amazon audible

Popular posts from this blog

Cushing's Awareness Challenge - Day 9

The only potentially permanent treatment for Cushing's is surgery.  Whether you have a pituitary tumor, adrenal tumor, or ectopic source of ACTH, most often, you will eventually need surgery.
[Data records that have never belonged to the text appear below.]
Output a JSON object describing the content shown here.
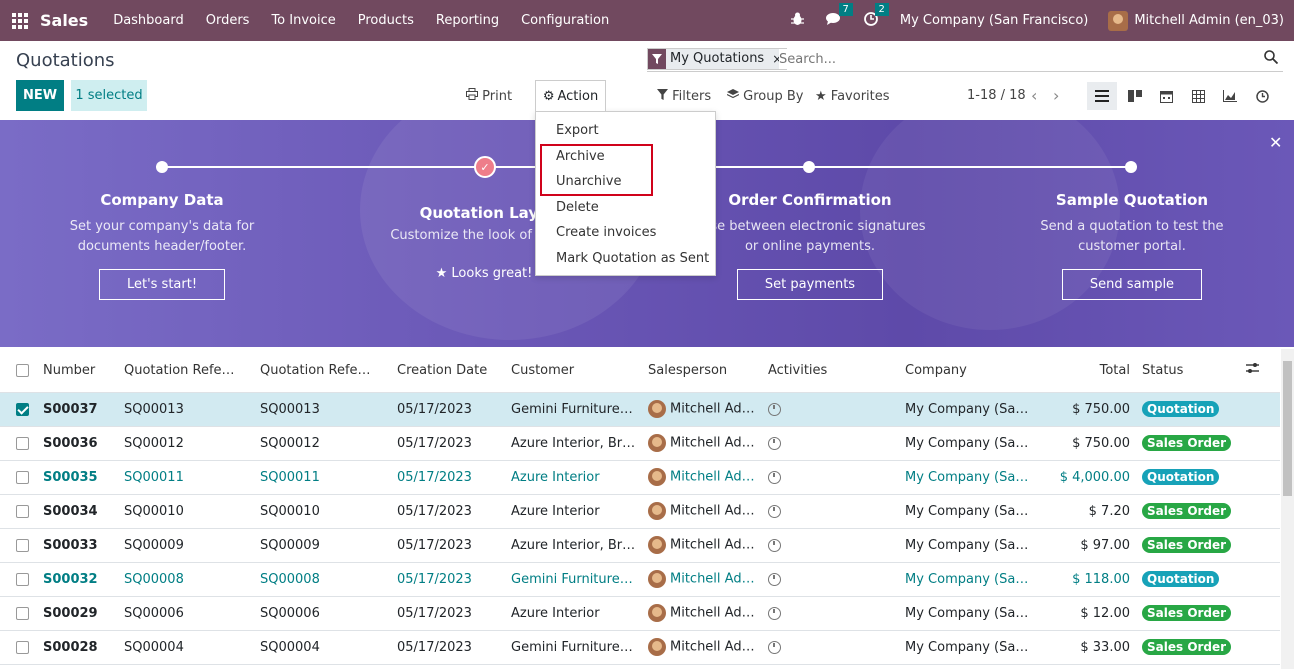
{
  "navbar": {
    "brand": "Sales",
    "menu": [
      "Dashboard",
      "Orders",
      "To Invoice",
      "Products",
      "Reporting",
      "Configuration"
    ],
    "chat_count": "7",
    "activity_count": "2",
    "company": "My Company (San Francisco)",
    "user": "Mitchell Admin (en_03)"
  },
  "control": {
    "title": "Quotations",
    "new_label": "NEW",
    "selected_label": "1 selected",
    "print_label": "Print",
    "action_label": "Action",
    "facet_label": "My Quotations",
    "search_placeholder": "Search...",
    "filters_label": "Filters",
    "groupby_label": "Group By",
    "favorites_label": "Favorites",
    "pager": "1-18 / 18"
  },
  "action_menu": [
    "Export",
    "Archive",
    "Unarchive",
    "Delete",
    "Create invoices",
    "Mark Quotation as Sent"
  ],
  "banner": {
    "steps": [
      {
        "title": "Company Data",
        "desc": "Set your company's data for documents header/footer.",
        "button": "Let's start!"
      },
      {
        "title": "Quotation Layo",
        "desc": "Customize the look of your q",
        "button": "Looks great!"
      },
      {
        "title": "Order Confirmation",
        "desc": "oose between electronic signatures or online payments.",
        "button": "Set payments"
      },
      {
        "title": "Sample Quotation",
        "desc": "Send a quotation to test the customer portal.",
        "button": "Send sample"
      }
    ]
  },
  "table": {
    "headers": [
      "Number",
      "Quotation Refe…",
      "Quotation Refe…",
      "Creation Date",
      "Customer",
      "Salesperson",
      "Activities",
      "Company",
      "Total",
      "Status"
    ],
    "rows": [
      {
        "number": "S00037",
        "ref1": "SQ00013",
        "ref2": "SQ00013",
        "date": "05/17/2023",
        "customer": "Gemini Furniture, S…",
        "salesperson": "Mitchell Admin",
        "company": "My Company (San F…",
        "total": "$ 750.00",
        "status": "Quotation"
      },
      {
        "number": "S00036",
        "ref1": "SQ00012",
        "ref2": "SQ00012",
        "date": "05/17/2023",
        "customer": "Azure Interior, Bran…",
        "salesperson": "Mitchell Admin",
        "company": "My Company (San F…",
        "total": "$ 750.00",
        "status": "Sales Order"
      },
      {
        "number": "S00035",
        "ref1": "SQ00011",
        "ref2": "SQ00011",
        "date": "05/17/2023",
        "customer": "Azure Interior",
        "salesperson": "Mitchell Admin",
        "company": "My Company (San F…",
        "total": "$ 4,000.00",
        "status": "Quotation"
      },
      {
        "number": "S00034",
        "ref1": "SQ00010",
        "ref2": "SQ00010",
        "date": "05/17/2023",
        "customer": "Azure Interior",
        "salesperson": "Mitchell Admin",
        "company": "My Company (San F…",
        "total": "$ 7.20",
        "status": "Sales Order"
      },
      {
        "number": "S00033",
        "ref1": "SQ00009",
        "ref2": "SQ00009",
        "date": "05/17/2023",
        "customer": "Azure Interior, Bran…",
        "salesperson": "Mitchell Admin",
        "company": "My Company (San F…",
        "total": "$ 97.00",
        "status": "Sales Order"
      },
      {
        "number": "S00032",
        "ref1": "SQ00008",
        "ref2": "SQ00008",
        "date": "05/17/2023",
        "customer": "Gemini Furniture, S…",
        "salesperson": "Mitchell Admin",
        "company": "My Company (San F…",
        "total": "$ 118.00",
        "status": "Quotation"
      },
      {
        "number": "S00029",
        "ref1": "SQ00006",
        "ref2": "SQ00006",
        "date": "05/17/2023",
        "customer": "Azure Interior",
        "salesperson": "Mitchell Admin",
        "company": "My Company (San F…",
        "total": "$ 12.00",
        "status": "Sales Order"
      },
      {
        "number": "S00028",
        "ref1": "SQ00004",
        "ref2": "SQ00004",
        "date": "05/17/2023",
        "customer": "Gemini Furniture, S…",
        "salesperson": "Mitchell Admin",
        "company": "My Company (San F…",
        "total": "$ 33.00",
        "status": "Sales Order"
      }
    ]
  },
  "colors": {
    "navbar": "#71495f",
    "primary": "#017e84",
    "quotation_badge": "#17a2b8",
    "sales_order_badge": "#28a745",
    "highlight": "#d0021b"
  }
}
For me, the first step was a pituitary surgery to try to remove the tumor in my pituitary gland. They went through my nose to access the pituitary gland, which means you have no visible scars after.
I was very nervous heading into the surgery, but didn't have much time to dwell on it, as my surgery was scheduled about a week after my IPSS.  I talked to a lot of people before, about their experiences, and heard vastly different stories from each person.
The only thing I remember from before my surgery was being rolled down what looked like a basement hallway (all concrete), while passing maybe 30 operating rooms.  I saw patients in the hallways on stretchers waiting for surgery, I saw into the small windows in the doors to operating rooms, it was a very scary experience.  Obviously, not ev…

Cushing's Awareness Challenge - Day 4
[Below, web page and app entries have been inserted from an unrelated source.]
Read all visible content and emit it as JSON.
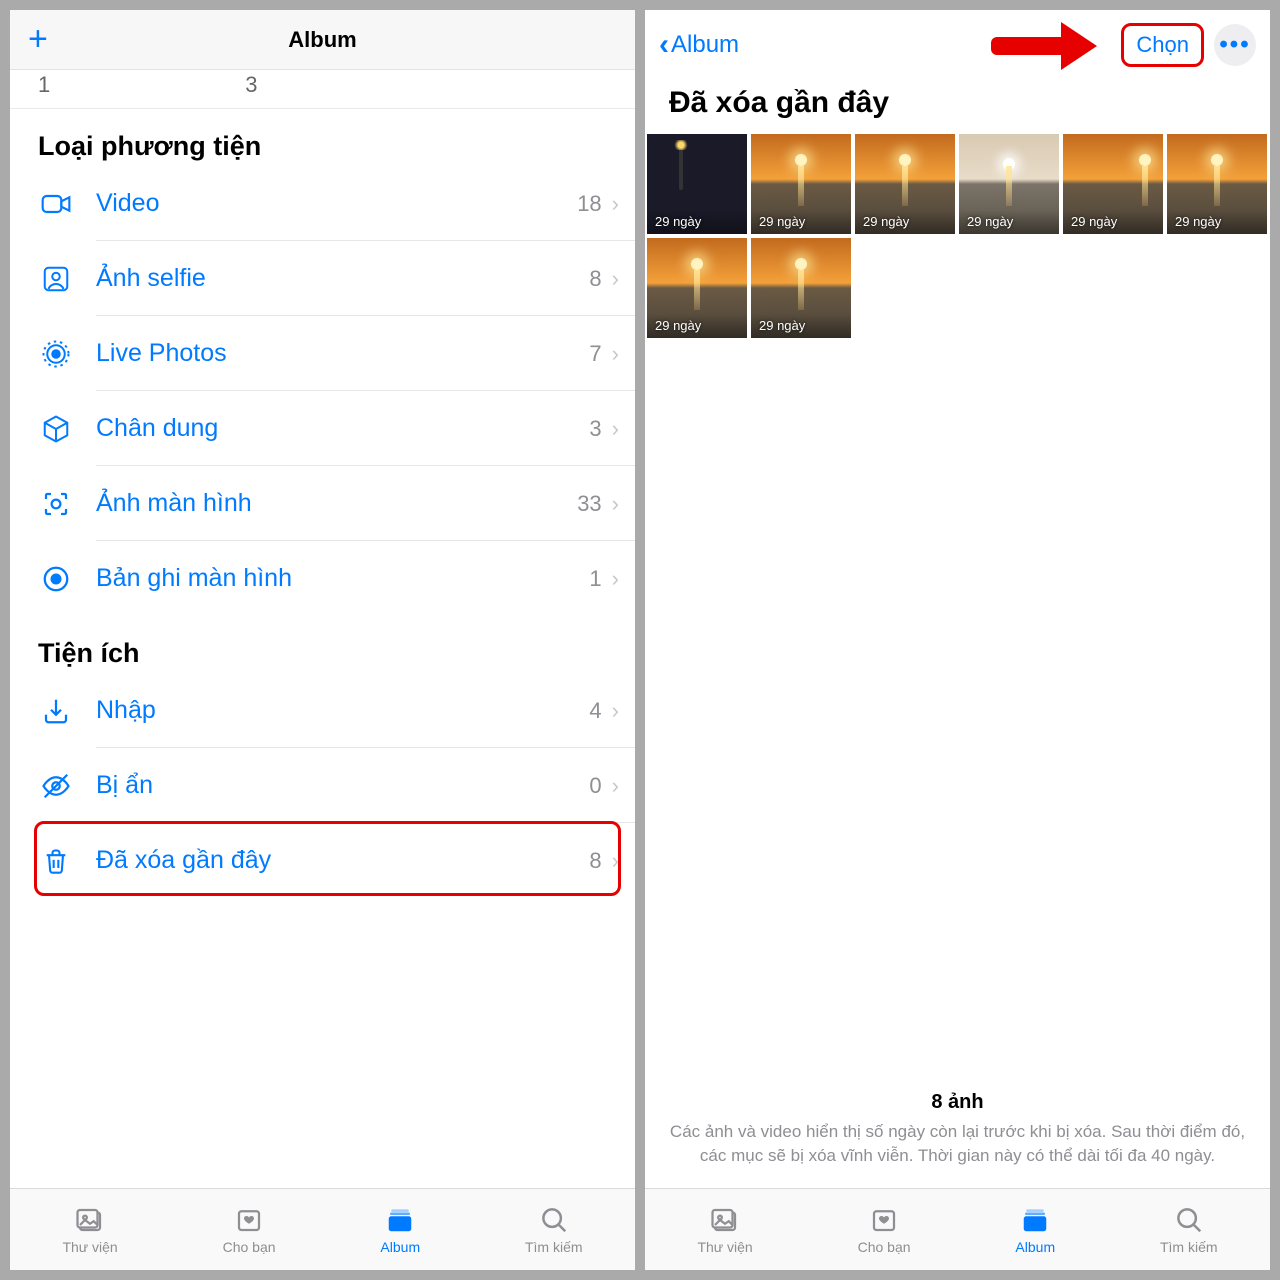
{
  "left": {
    "header_title": "Album",
    "top_numbers": [
      "1",
      "3"
    ],
    "sections": [
      {
        "title": "Loại phương tiện",
        "rows": [
          {
            "icon": "video",
            "label": "Video",
            "count": "18"
          },
          {
            "icon": "selfie",
            "label": "Ảnh selfie",
            "count": "8"
          },
          {
            "icon": "live",
            "label": "Live Photos",
            "count": "7"
          },
          {
            "icon": "portrait",
            "label": "Chân dung",
            "count": "3"
          },
          {
            "icon": "screenshot",
            "label": "Ảnh màn hình",
            "count": "33"
          },
          {
            "icon": "record",
            "label": "Bản ghi màn hình",
            "count": "1"
          }
        ]
      },
      {
        "title": "Tiện ích",
        "rows": [
          {
            "icon": "import",
            "label": "Nhập",
            "count": "4"
          },
          {
            "icon": "hidden",
            "label": "Bị ẩn",
            "count": "0"
          },
          {
            "icon": "trash",
            "label": "Đã xóa gần đây",
            "count": "8",
            "highlight": true
          }
        ]
      }
    ]
  },
  "right": {
    "back_label": "Album",
    "select_label": "Chọn",
    "page_title": "Đã xóa gần đây",
    "thumbs": [
      {
        "badge": "29 ngày",
        "style": "night"
      },
      {
        "badge": "29 ngày",
        "style": "sunset"
      },
      {
        "badge": "29 ngày",
        "style": "sunset"
      },
      {
        "badge": "29 ngày",
        "style": "pale"
      },
      {
        "badge": "29 ngày",
        "style": "sunset-right"
      },
      {
        "badge": "29 ngày",
        "style": "sunset"
      },
      {
        "badge": "29 ngày",
        "style": "sunset"
      },
      {
        "badge": "29 ngày",
        "style": "sunset"
      }
    ],
    "meta_count": "8 ảnh",
    "meta_text": "Các ảnh và video hiển thị số ngày còn lại trước khi bị xóa. Sau thời điểm đó, các mục sẽ bị xóa vĩnh viễn. Thời gian này có thể dài tối đa 40 ngày."
  },
  "tabs": [
    {
      "label": "Thư viện",
      "icon": "library"
    },
    {
      "label": "Cho bạn",
      "icon": "foryou"
    },
    {
      "label": "Album",
      "icon": "album",
      "active": true
    },
    {
      "label": "Tìm kiếm",
      "icon": "search"
    }
  ]
}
I have often said, I wish I had cancer instead.  Most people would not understand this sentiment, why in the world would you wish for such a horrible disease?  
It is another common thread tying people with chronic illness together. If my disease was cancer, everyone would know what it was.  I wouldn't be questioned by my boss when I called in sick.  My friends and family would be more supportive.  My doctors wouldn't question my symptoms.
Maybe my life would be easier.
But, maybe this would not be true.  I am not looking to find out.  Chronic illness is lonely.  It seems, from the outside, that cancer is not.  Most people know someone with cancer.  Most people know what cancer involves.  Endless appointments, surgeries, maybe even chemotherapy or radiation.  Cancer is life threatening. Did you know that a lot of chronic illnesses involve all of the same things?  
With Cushing's, a lot of people have multiple surgeries.  I have had 3 directly related to Cushing's, and…

Cushing's Awareness Challenge - Day 12

Today's post is a little bit out of my comfort zone. We're going to talk about weight.
One of the most common symptoms of Cushing's is weight gain.  Some people only gain 30 pounds, some gain hundreds.  I always have a hard time quantifying the exact amount I gained because I was a teenager, or even a young child when I first had Cushing's symptoms.  My best guess is about 150 pounds, only because that is close to what I've lost after treatment.  
When you weigh almost 300 pounds, people treat you differently.  I know this, because I've also seen how people treat me now.  
I was obese, due to Cushing's, throughout college. In my opinion, this is one of the most difficult times to be heavy. My first year of college, I was often left out of plans.  My two roommates were very close, and I always felt like the third wheel.  One of them even left a letter she had written to a friend out for me to see.  It was one of the cruelest things I had ever read.  She was wis…